It really helps to have a Zen-like attitude in software development. You’re paid to type stuff in the computer. So what if what they tell you to do today is completely different from what they told you yesterday. So what if the project managers don’t know how the product works. So what if the sales guys promise a lot of stuff that can’t be delivered. That’s just the way it is. Ommmm…

I would say to stick it out unless the other job offers a significant amount of money. Every workplace has a bunch of crap to deal with. You may not notice the crap right away, but it’s always there.

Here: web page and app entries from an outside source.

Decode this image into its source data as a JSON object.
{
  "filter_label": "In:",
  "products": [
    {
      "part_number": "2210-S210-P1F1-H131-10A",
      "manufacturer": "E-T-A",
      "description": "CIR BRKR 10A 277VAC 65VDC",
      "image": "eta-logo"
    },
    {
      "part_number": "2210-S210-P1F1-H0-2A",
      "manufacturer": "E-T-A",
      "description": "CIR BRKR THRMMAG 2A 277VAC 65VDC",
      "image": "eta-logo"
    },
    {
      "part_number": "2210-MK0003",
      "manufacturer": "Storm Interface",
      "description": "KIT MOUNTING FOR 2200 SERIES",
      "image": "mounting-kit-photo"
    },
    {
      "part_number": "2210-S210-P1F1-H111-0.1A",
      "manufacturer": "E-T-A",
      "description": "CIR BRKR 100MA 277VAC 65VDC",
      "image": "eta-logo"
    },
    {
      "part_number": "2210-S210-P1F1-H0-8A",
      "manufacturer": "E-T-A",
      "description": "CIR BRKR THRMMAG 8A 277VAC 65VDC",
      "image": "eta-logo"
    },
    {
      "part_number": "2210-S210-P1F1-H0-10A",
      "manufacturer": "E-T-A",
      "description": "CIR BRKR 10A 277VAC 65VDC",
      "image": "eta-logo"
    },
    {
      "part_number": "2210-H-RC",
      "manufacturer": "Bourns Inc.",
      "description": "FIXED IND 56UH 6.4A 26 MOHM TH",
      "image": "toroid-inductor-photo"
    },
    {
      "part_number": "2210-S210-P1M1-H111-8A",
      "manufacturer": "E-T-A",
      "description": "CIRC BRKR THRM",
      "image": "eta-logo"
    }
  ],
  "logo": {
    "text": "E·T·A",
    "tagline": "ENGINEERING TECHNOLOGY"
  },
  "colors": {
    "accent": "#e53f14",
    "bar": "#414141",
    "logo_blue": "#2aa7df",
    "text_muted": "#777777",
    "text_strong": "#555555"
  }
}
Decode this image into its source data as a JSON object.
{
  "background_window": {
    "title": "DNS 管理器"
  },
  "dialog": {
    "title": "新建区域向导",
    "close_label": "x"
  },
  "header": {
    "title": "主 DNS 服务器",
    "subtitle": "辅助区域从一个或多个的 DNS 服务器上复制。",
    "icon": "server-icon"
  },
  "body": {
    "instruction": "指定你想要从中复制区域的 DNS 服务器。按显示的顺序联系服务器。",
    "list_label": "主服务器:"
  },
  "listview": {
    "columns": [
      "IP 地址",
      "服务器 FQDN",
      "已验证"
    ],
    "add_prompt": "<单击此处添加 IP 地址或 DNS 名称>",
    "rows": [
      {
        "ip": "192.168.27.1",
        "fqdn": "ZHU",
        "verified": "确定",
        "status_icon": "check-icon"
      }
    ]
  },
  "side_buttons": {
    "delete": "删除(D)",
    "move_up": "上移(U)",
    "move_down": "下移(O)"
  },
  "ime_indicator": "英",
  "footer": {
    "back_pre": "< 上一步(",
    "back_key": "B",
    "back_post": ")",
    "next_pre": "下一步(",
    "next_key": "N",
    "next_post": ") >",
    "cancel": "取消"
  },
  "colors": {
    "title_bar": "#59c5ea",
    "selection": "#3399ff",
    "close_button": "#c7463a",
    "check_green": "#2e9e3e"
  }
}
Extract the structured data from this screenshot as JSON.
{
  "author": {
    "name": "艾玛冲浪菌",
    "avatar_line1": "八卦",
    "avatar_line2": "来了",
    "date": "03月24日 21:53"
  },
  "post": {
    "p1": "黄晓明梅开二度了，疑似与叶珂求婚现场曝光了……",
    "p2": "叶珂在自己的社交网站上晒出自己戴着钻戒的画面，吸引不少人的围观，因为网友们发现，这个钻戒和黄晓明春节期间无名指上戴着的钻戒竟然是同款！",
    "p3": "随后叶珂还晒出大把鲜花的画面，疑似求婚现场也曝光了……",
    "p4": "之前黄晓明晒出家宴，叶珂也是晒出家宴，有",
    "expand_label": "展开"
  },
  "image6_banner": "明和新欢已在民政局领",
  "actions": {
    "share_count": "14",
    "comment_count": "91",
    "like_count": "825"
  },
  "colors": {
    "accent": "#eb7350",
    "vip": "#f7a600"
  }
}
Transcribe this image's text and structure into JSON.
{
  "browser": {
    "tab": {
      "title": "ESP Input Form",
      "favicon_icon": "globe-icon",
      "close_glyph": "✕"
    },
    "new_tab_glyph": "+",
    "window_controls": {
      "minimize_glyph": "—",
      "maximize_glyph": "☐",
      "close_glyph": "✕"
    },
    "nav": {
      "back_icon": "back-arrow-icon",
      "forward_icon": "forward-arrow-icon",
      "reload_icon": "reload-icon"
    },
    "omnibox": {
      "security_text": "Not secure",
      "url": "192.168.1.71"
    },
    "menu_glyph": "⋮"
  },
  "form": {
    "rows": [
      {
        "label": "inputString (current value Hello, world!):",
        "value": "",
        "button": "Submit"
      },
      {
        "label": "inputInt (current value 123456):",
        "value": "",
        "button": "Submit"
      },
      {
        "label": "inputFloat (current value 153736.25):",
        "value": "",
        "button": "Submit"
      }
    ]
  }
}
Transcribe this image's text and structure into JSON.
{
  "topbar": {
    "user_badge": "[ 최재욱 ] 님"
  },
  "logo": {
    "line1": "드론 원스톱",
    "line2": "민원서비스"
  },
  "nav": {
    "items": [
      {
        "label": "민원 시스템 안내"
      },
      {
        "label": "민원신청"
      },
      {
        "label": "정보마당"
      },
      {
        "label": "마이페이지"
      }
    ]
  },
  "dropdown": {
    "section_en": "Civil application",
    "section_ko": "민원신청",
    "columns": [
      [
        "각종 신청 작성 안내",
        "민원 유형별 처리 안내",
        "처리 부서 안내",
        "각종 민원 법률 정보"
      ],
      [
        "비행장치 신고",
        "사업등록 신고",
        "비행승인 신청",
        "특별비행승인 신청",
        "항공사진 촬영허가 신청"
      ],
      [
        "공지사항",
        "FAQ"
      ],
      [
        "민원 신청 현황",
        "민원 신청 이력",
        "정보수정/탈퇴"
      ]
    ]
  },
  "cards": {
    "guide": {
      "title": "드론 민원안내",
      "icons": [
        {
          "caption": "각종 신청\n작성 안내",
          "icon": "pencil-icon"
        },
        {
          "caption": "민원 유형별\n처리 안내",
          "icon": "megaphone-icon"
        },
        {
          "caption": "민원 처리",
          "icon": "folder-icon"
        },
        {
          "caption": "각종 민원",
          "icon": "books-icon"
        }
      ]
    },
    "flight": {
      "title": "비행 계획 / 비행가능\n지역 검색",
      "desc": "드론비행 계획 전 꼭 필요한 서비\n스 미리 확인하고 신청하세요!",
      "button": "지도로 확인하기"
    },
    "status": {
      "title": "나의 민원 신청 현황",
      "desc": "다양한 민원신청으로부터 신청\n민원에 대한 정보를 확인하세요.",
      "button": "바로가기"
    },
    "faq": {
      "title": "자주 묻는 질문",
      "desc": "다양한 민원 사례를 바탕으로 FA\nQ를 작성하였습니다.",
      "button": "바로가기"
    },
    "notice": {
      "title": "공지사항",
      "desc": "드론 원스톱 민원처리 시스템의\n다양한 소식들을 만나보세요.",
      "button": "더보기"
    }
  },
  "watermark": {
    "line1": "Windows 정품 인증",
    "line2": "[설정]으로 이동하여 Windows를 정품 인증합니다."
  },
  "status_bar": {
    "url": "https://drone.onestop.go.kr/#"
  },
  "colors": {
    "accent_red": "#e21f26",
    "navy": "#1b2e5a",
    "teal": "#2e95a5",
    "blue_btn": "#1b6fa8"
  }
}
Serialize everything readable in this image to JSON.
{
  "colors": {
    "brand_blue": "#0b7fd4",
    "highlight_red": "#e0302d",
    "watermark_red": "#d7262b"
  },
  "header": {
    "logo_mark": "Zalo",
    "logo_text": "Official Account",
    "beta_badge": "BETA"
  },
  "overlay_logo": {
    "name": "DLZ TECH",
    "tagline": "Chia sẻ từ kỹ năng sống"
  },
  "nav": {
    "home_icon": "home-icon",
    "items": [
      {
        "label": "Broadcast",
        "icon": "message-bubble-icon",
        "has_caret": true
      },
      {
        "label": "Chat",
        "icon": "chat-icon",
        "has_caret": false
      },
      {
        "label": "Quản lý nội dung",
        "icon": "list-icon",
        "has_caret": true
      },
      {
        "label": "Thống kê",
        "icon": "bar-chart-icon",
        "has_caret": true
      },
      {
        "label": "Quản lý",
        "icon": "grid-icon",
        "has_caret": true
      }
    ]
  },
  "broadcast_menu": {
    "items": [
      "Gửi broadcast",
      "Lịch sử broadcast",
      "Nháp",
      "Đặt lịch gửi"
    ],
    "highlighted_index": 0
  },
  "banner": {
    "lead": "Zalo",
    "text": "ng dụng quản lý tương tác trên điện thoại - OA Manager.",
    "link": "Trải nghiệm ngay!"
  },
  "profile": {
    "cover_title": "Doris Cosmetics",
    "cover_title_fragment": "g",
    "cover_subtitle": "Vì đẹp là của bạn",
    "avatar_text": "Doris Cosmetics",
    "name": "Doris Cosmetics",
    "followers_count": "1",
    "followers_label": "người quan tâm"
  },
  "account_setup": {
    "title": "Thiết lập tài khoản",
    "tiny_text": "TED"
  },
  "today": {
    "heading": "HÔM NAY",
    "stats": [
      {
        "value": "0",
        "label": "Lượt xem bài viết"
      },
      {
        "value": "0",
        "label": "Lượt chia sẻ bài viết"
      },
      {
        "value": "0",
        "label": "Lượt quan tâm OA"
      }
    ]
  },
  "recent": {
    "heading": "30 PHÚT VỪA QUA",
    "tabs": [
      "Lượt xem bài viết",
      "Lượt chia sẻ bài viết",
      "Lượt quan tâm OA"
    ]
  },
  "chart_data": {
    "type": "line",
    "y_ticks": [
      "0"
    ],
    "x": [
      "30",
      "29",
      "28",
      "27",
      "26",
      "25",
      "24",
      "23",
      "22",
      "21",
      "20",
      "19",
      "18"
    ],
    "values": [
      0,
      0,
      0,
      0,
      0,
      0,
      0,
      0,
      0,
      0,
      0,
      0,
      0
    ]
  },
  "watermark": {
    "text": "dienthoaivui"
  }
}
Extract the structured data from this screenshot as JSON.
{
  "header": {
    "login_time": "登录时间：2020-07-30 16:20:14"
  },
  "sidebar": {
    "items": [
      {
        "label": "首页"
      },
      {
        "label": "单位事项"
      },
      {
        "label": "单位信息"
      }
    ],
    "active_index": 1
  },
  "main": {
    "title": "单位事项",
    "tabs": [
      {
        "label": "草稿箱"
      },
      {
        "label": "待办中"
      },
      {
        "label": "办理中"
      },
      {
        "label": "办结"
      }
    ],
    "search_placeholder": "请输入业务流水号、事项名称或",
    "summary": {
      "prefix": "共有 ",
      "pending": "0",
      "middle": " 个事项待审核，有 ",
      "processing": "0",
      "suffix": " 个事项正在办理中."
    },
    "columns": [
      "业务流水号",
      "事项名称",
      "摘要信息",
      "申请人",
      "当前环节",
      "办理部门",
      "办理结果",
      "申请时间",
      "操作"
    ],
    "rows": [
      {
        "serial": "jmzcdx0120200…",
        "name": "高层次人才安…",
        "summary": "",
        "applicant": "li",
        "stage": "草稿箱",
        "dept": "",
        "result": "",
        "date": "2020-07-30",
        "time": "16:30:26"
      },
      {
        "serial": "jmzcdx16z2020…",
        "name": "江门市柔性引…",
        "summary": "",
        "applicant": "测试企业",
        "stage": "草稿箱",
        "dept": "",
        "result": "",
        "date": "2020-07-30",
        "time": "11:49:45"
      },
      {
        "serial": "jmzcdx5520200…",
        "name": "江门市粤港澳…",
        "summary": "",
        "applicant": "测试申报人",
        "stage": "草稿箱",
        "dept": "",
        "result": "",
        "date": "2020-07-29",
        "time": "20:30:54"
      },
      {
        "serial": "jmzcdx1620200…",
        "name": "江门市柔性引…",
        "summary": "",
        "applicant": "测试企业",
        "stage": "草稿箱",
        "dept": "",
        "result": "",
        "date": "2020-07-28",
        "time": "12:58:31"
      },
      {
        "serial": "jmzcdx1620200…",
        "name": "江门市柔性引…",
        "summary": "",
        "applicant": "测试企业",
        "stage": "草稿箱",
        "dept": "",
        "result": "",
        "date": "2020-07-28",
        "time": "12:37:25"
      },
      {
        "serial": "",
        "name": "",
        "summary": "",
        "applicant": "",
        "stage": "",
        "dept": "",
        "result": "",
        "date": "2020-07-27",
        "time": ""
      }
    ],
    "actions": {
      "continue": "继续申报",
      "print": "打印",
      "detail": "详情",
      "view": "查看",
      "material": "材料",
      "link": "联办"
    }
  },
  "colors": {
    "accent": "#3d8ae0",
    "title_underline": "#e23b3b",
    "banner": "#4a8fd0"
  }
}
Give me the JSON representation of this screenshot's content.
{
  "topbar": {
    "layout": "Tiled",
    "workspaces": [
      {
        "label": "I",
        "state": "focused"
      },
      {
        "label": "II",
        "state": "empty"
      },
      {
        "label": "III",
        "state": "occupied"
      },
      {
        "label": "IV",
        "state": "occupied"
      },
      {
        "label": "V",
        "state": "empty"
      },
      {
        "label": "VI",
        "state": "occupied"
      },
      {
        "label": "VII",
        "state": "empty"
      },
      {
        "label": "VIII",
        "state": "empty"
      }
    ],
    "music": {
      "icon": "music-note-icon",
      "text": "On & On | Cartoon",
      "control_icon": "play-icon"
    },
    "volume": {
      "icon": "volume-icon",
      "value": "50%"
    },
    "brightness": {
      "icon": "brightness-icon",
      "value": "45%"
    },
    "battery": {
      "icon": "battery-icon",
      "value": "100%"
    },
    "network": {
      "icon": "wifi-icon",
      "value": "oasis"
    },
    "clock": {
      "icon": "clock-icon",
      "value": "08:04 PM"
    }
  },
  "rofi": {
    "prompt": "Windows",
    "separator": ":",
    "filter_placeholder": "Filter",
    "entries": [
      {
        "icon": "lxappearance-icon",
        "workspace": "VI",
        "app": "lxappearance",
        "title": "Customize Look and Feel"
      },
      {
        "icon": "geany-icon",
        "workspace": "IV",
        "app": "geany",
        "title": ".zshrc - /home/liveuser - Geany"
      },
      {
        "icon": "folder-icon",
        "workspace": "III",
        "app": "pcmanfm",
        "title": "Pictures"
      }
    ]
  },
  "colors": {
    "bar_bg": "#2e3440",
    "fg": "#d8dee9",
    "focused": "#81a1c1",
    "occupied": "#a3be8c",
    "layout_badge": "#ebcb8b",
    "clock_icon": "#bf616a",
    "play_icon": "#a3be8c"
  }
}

Yep…was just in this situation. It’s especially hard when you hate management but love your co-workers. I hung on far longer than I should have at my last job for fear my very awesome co-worker would get fired if I quit, and she was in a very bad financial situation at the time. The problem was two fold. If I quit, she would be expected to do my job as well as hers, which she couldn’t, and she would be treated as disloyal since we were sort of viewed as a ‘package deal’. That is, if I had been disloyal and left, she was presumably already looking (and she really wasn’t).

When you combine all this with your standard fear of the unknown going to a new job, I found myself trapped. Eventually though, an even better job popped up six months later, and I was even more pissed at management at the time, so I finally took the leap. I still feel very bad about leaving my co-worker high and dry, and I was even a bit depressed about it for the first few weeks at the new job, but I realized I couldn’t let her personal issues and our good working relationship keep me in a bad place and I had to be a little selfish and go when opportunity knocked that second time.

I can’t say anything that anyone else hasn’t already said.

I was in the situation where I hated every day. I guess I let the company make the decision for me. I got laid off. But I walked out with a nice severance check.

My new job pays a bit less than the last. The upside is certainly lower. But I don’t go home every night with a headache. I don’t wake up in the morning dreading the day. Every time I get an email from the boss, I don’t put my head in my hands in despair. I can’t quantify it, but there is definitely a value is working for someone that doesn’t drive you bananas.

The team will move on. The company was there before you and it will be there after you’re gone. If your colleagues are decent enough folks, you can always meet up for a beer from time to time. If things get worse for them, they may be calling you for a job.

If you pass this up, things probably won’t get better. Are you willing to take the chance that another job will be there when you really, really need it?

It’s a contract for one year for one project.

I always find myself going back and forth what you say and the 'screw ‘em’ approach. It’s a challenge for me to read email from my supervisor, who I have see as a pompous ass. (Is there really a need for three exclaimation marks to describe a crash? “It crash when I click this!!!”).

There might be a problem of me taking it in stride. It didn’t help that I percieve I didn’t sign on for this project (When I signed the contract, it was implied I will be working on one project, but when I get on board, it’s something else all together).

I’m still deciding. Being decisive is not one of my forte.

I was in that boat for a while. At my job, my boss is a bully and I can’t take working for her anymore. But I don’t want to leave the other tellers in the lurch because it’s a really busy office and they need all the help they can get.

I finally said to myself, “you know what? These people aren’t even your friends. You’re miserable and need to get out of there ASAP. Get over the guilt.”

I’m not looking for a new job. Not quitting this one until I find one, though. But I’m not afraid to quit when I have to.